**Raw data**
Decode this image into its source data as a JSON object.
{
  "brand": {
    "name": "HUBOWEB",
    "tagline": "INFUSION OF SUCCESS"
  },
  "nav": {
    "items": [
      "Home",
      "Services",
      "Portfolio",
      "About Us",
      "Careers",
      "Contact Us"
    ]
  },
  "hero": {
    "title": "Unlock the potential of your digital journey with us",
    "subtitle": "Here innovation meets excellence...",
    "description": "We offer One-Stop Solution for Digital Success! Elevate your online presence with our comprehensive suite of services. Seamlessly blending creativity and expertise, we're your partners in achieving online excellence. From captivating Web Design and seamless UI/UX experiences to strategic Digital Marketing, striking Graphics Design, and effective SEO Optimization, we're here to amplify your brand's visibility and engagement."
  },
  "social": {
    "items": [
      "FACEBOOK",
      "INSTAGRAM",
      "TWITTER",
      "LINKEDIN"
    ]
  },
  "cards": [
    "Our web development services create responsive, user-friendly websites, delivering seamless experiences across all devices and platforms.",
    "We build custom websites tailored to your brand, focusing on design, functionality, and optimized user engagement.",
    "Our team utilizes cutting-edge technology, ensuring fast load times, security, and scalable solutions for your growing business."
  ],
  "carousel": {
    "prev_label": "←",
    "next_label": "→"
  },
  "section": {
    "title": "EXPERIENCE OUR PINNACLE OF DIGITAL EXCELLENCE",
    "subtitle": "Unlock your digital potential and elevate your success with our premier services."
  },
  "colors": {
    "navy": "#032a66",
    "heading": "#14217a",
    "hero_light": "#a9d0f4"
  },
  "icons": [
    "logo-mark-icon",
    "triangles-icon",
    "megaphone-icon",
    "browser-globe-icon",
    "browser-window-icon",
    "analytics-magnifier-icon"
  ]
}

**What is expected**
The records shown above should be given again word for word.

**Task response**
Decode this image into its source data as a JSON object.
{
  "brand": {
    "name": "HUBOWEB",
    "tagline": "INFUSION OF SUCCESS"
  },
  "nav": {
    "items": [
      "Home",
      "Services",
      "Portfolio",
      "About Us",
      "Careers",
      "Contact Us"
    ]
  },
  "hero": {
    "title": "Unlock the potential of your digital journey with us",
    "subtitle": "Here innovation meets excellence...",
    "description": "We offer One-Stop Solution for Digital Success! Elevate your online presence with our comprehensive suite of services. Seamlessly blending creativity and expertise, we're your partners in achieving online excellence. From captivating Web Design and seamless UI/UX experiences to strategic Digital Marketing, striking Graphics Design, and effective SEO Optimization, we're here to amplify your brand's visibility and engagement."
  },
  "social": {
    "items": [
      "FACEBOOK",
      "INSTAGRAM",
      "TWITTER",
      "LINKEDIN"
    ]
  },
  "cards": [
    "Our web development services create responsive, user-friendly websites, delivering seamless experiences across all devices and platforms.",
    "We build custom websites tailored to your brand, focusing on design, functionality, and optimized user engagement.",
    "Our team utilizes cutting-edge technology, ensuring fast load times, security, and scalable solutions for your growing business."
  ],
  "carousel": {
    "prev_label": "←",
    "next_label": "→"
  },
  "section": {
    "title": "EXPERIENCE OUR PINNACLE OF DIGITAL EXCELLENCE",
    "subtitle": "Unlock your digital potential and elevate your success with our premier services."
  },
  "colors": {
    "navy": "#032a66",
    "heading": "#14217a",
    "hero_light": "#a9d0f4"
  },
  "icons": [
    "logo-mark-icon",
    "triangles-icon",
    "megaphone-icon",
    "browser-globe-icon",
    "browser-window-icon",
    "analytics-magnifier-icon"
  ]
}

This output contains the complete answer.